What is expected → Type out all the records again exactly.
(Data listing)
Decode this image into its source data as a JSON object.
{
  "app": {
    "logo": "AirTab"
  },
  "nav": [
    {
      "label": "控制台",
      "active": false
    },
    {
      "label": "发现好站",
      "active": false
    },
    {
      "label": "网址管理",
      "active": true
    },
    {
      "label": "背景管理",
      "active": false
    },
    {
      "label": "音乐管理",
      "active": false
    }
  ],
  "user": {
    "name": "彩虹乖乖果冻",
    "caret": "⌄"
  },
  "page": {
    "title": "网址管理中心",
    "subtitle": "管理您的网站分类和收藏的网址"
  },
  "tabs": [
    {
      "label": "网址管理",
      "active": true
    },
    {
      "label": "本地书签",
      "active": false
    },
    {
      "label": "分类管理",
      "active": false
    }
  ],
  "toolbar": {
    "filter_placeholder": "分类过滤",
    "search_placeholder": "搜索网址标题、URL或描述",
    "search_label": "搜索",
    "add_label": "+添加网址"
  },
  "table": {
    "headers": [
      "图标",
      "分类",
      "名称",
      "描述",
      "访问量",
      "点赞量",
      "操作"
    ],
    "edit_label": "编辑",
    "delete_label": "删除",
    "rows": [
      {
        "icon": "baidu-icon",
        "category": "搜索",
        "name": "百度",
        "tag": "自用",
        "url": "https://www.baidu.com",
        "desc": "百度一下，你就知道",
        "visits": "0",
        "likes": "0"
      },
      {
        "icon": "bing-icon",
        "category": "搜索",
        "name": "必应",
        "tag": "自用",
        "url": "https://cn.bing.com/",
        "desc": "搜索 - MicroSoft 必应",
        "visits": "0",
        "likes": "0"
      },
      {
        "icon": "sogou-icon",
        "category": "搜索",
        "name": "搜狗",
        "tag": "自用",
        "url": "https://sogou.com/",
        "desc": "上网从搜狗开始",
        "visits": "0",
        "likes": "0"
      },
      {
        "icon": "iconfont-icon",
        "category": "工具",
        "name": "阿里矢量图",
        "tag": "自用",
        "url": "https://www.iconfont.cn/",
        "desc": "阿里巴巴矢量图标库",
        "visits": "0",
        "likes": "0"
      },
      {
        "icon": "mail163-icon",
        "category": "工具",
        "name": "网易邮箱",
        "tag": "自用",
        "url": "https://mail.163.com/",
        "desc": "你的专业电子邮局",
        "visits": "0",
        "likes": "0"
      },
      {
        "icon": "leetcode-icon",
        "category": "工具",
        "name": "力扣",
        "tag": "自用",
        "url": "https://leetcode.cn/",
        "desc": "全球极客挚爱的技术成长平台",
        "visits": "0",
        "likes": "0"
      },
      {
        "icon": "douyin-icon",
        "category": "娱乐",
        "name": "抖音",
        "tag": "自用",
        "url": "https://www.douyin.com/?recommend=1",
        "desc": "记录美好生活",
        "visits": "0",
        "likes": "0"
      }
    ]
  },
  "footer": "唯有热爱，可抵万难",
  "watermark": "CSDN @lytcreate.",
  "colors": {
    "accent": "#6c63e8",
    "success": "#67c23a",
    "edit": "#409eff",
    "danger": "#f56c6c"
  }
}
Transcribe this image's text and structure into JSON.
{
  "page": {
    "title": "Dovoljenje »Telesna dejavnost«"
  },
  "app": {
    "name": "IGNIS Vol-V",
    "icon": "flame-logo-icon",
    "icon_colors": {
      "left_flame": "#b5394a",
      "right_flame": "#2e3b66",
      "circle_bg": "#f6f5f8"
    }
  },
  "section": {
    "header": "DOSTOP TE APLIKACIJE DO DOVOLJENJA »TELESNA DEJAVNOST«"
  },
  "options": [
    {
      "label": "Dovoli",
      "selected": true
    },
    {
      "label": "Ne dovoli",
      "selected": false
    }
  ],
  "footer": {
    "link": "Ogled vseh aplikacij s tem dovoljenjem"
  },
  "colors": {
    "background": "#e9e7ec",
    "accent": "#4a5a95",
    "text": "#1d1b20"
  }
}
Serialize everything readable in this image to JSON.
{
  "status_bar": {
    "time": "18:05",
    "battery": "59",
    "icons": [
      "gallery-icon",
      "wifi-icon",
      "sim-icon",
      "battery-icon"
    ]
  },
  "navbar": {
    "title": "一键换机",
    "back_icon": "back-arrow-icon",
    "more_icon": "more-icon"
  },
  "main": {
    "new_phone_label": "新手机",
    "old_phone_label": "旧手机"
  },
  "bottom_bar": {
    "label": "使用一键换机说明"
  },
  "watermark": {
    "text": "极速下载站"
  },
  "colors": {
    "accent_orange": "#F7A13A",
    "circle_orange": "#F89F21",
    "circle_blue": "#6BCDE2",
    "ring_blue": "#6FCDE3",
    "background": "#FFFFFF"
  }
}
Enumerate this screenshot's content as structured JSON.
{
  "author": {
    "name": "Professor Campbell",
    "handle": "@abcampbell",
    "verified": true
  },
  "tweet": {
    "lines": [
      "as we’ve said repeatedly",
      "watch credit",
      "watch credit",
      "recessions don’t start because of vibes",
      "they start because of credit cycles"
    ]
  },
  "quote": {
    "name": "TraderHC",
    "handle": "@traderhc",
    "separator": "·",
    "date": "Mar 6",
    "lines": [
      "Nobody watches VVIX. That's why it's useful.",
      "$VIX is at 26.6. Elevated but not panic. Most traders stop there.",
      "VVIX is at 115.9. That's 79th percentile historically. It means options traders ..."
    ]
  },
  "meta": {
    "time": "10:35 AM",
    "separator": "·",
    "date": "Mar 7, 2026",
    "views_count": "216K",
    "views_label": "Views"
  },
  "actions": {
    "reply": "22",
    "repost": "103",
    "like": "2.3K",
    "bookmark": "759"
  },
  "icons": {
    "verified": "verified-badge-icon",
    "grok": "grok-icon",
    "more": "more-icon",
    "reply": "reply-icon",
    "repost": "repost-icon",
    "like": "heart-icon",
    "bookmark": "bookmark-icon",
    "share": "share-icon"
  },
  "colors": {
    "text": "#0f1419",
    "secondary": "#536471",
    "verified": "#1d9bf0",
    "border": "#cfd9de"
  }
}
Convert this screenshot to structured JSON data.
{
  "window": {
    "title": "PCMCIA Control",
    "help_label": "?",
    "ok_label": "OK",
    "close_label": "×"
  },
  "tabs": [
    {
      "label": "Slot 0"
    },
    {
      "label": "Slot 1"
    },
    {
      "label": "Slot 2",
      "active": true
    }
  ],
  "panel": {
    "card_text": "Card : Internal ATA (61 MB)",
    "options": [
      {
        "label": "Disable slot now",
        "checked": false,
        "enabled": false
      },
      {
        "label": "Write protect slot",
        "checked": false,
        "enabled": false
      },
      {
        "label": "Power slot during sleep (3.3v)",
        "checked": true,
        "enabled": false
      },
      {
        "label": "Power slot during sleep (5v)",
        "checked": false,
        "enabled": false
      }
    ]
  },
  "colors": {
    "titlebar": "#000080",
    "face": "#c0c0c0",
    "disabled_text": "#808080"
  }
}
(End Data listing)
Task solution →
Decode this image into its source data as a JSON object.
{
  "app": {
    "logo": "AirTab"
  },
  "nav": [
    {
      "label": "控制台",
      "active": false
    },
    {
      "label": "发现好站",
      "active": false
    },
    {
      "label": "网址管理",
      "active": true
    },
    {
      "label": "背景管理",
      "active": false
    },
    {
      "label": "音乐管理",
      "active": false
    }
  ],
  "user": {
    "name": "彩虹乖乖果冻",
    "caret": "⌄"
  },
  "page": {
    "title": "网址管理中心",
    "subtitle": "管理您的网站分类和收藏的网址"
  },
  "tabs": [
    {
      "label": "网址管理",
      "active": true
    },
    {
      "label": "本地书签",
      "active": false
    },
    {
      "label": "分类管理",
      "active": false
    }
  ],
  "toolbar": {
    "filter_placeholder": "分类过滤",
    "search_placeholder": "搜索网址标题、URL或描述",
    "search_label": "搜索",
    "add_label": "+添加网址"
  },
  "table": {
    "headers": [
      "图标",
      "分类",
      "名称",
      "描述",
      "访问量",
      "点赞量",
      "操作"
    ],
    "edit_label": "编辑",
    "delete_label": "删除",
    "rows": [
      {
        "icon": "baidu-icon",
        "category": "搜索",
        "name": "百度",
        "tag": "自用",
        "url": "https://www.baidu.com",
        "desc": "百度一下，你就知道",
        "visits": "0",
        "likes": "0"
      },
      {
        "icon": "bing-icon",
        "category": "搜索",
        "name": "必应",
        "tag": "自用",
        "url": "https://cn.bing.com/",
        "desc": "搜索 - MicroSoft 必应",
        "visits": "0",
        "likes": "0"
      },
      {
        "icon": "sogou-icon",
        "category": "搜索",
        "name": "搜狗",
        "tag": "自用",
        "url": "https://sogou.com/",
        "desc": "上网从搜狗开始",
        "visits": "0",
        "likes": "0"
      },
      {
        "icon": "iconfont-icon",
        "category": "工具",
        "name": "阿里矢量图",
        "tag": "自用",
        "url": "https://www.iconfont.cn/",
        "desc": "阿里巴巴矢量图标库",
        "visits": "0",
        "likes": "0"
      },
      {
        "icon": "mail163-icon",
        "category": "工具",
        "name": "网易邮箱",
        "tag": "自用",
        "url": "https://mail.163.com/",
        "desc": "你的专业电子邮局",
        "visits": "0",
        "likes": "0"
      },
      {
        "icon": "leetcode-icon",
        "category": "工具",
        "name": "力扣",
        "tag": "自用",
        "url": "https://leetcode.cn/",
        "desc": "全球极客挚爱的技术成长平台",
        "visits": "0",
        "likes": "0"
      },
      {
        "icon": "douyin-icon",
        "category": "娱乐",
        "name": "抖音",
        "tag": "自用",
        "url": "https://www.douyin.com/?recommend=1",
        "desc": "记录美好生活",
        "visits": "0",
        "likes": "0"
      }
    ]
  },
  "footer": "唯有热爱，可抵万难",
  "watermark": "CSDN @lytcreate.",
  "colors": {
    "accent": "#6c63e8",
    "success": "#67c23a",
    "edit": "#409eff",
    "danger": "#f56c6c"
  }
}
Transcribe this image's text and structure into JSON.
{
  "page": {
    "title": "Dovoljenje »Telesna dejavnost«"
  },
  "app": {
    "name": "IGNIS Vol-V",
    "icon": "flame-logo-icon",
    "icon_colors": {
      "left_flame": "#b5394a",
      "right_flame": "#2e3b66",
      "circle_bg": "#f6f5f8"
    }
  },
  "section": {
    "header": "DOSTOP TE APLIKACIJE DO DOVOLJENJA »TELESNA DEJAVNOST«"
  },
  "options": [
    {
      "label": "Dovoli",
      "selected": true
    },
    {
      "label": "Ne dovoli",
      "selected": false
    }
  ],
  "footer": {
    "link": "Ogled vseh aplikacij s tem dovoljenjem"
  },
  "colors": {
    "background": "#e9e7ec",
    "accent": "#4a5a95",
    "text": "#1d1b20"
  }
}
Serialize everything readable in this image to JSON.
{
  "status_bar": {
    "time": "18:05",
    "battery": "59",
    "icons": [
      "gallery-icon",
      "wifi-icon",
      "sim-icon",
      "battery-icon"
    ]
  },
  "navbar": {
    "title": "一键换机",
    "back_icon": "back-arrow-icon",
    "more_icon": "more-icon"
  },
  "main": {
    "new_phone_label": "新手机",
    "old_phone_label": "旧手机"
  },
  "bottom_bar": {
    "label": "使用一键换机说明"
  },
  "watermark": {
    "text": "极速下载站"
  },
  "colors": {
    "accent_orange": "#F7A13A",
    "circle_orange": "#F89F21",
    "circle_blue": "#6BCDE2",
    "ring_blue": "#6FCDE3",
    "background": "#FFFFFF"
  }
}
Enumerate this screenshot's content as structured JSON.
{
  "author": {
    "name": "Professor Campbell",
    "handle": "@abcampbell",
    "verified": true
  },
  "tweet": {
    "lines": [
      "as we’ve said repeatedly",
      "watch credit",
      "watch credit",
      "recessions don’t start because of vibes",
      "they start because of credit cycles"
    ]
  },
  "quote": {
    "name": "TraderHC",
    "handle": "@traderhc",
    "separator": "·",
    "date": "Mar 6",
    "lines": [
      "Nobody watches VVIX. That's why it's useful.",
      "$VIX is at 26.6. Elevated but not panic. Most traders stop there.",
      "VVIX is at 115.9. That's 79th percentile historically. It means options traders ..."
    ]
  },
  "meta": {
    "time": "10:35 AM",
    "separator": "·",
    "date": "Mar 7, 2026",
    "views_count": "216K",
    "views_label": "Views"
  },
  "actions": {
    "reply": "22",
    "repost": "103",
    "like": "2.3K",
    "bookmark": "759"
  },
  "icons": {
    "verified": "verified-badge-icon",
    "grok": "grok-icon",
    "more": "more-icon",
    "reply": "reply-icon",
    "repost": "repost-icon",
    "like": "heart-icon",
    "bookmark": "bookmark-icon",
    "share": "share-icon"
  },
  "colors": {
    "text": "#0f1419",
    "secondary": "#536471",
    "verified": "#1d9bf0",
    "border": "#cfd9de"
  }
}
Convert this screenshot to structured JSON data.
{
  "window": {
    "title": "PCMCIA Control",
    "help_label": "?",
    "ok_label": "OK",
    "close_label": "×"
  },
  "tabs": [
    {
      "label": "Slot 0"
    },
    {
      "label": "Slot 1"
    },
    {
      "label": "Slot 2",
      "active": true
    }
  ],
  "panel": {
    "card_text": "Card : Internal ATA (61 MB)",
    "options": [
      {
        "label": "Disable slot now",
        "checked": false,
        "enabled": false
      },
      {
        "label": "Write protect slot",
        "checked": false,
        "enabled": false
      },
      {
        "label": "Power slot during sleep (3.3v)",
        "checked": true,
        "enabled": false
      },
      {
        "label": "Power slot during sleep (5v)",
        "checked": false,
        "enabled": false
      }
    ]
  },
  "colors": {
    "titlebar": "#000080",
    "face": "#c0c0c0",
    "disabled_text": "#808080"
  }
}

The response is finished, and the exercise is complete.